Involving Participants Efficiently
- Sustainable development
implementation will often call for processes
of decision-making - often as important as the product itself.
- Processes of decision-making
calls for effectively and efficiently involving participants and stakeholders.
- If left unplanned
and approached haphazardly, this can be a most challenging and difficult
part of the vision building process.
In the Region, New
Zealand and the Philippines (among others) have had extensive programmes
to involve all interested parties in the development of the national vision.
Zealand implemented the Resource Management Act in 1991. The Act calls
for the development of civic, regional, and national visions that integrate
smoothly with each other. The act carefully outlines the scope of each
layer of the process and has required extensive public participation.
There are, therefore several
ways and means to develop consensus building, partnership and other forms
of cooperation based on systematic approaches and experiences. These guides
below outline the main steps involved, and can offer ideas on what actions
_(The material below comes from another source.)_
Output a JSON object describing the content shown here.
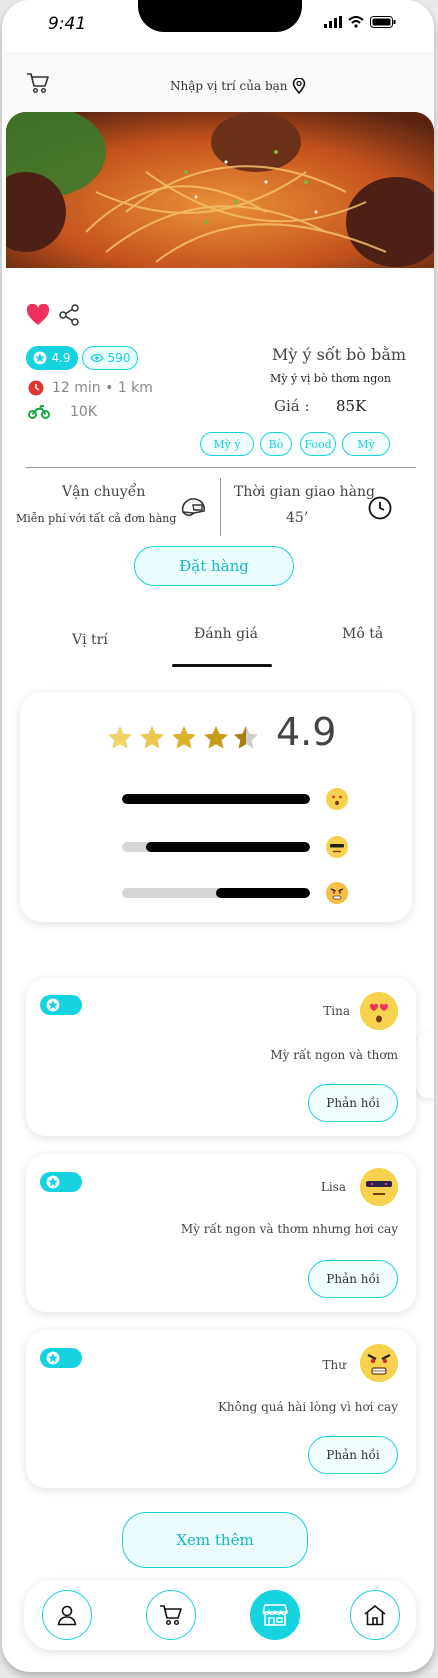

can be taken.
- Involving participants
also means offering incentives. When planning a sustainable development
programme or project, you will have to consider policies and options available
to make the project work better.
See the ESCAP module
on the Role
and Assessment of Policy Measures.
In community projects,
incentives will usually revolve around the idea of
economic benefit to the communities.
- In business-related
projects, it will need the use of policy instruments, such as tax or
In the last page of
this Section, click Next to read about integrating visions at the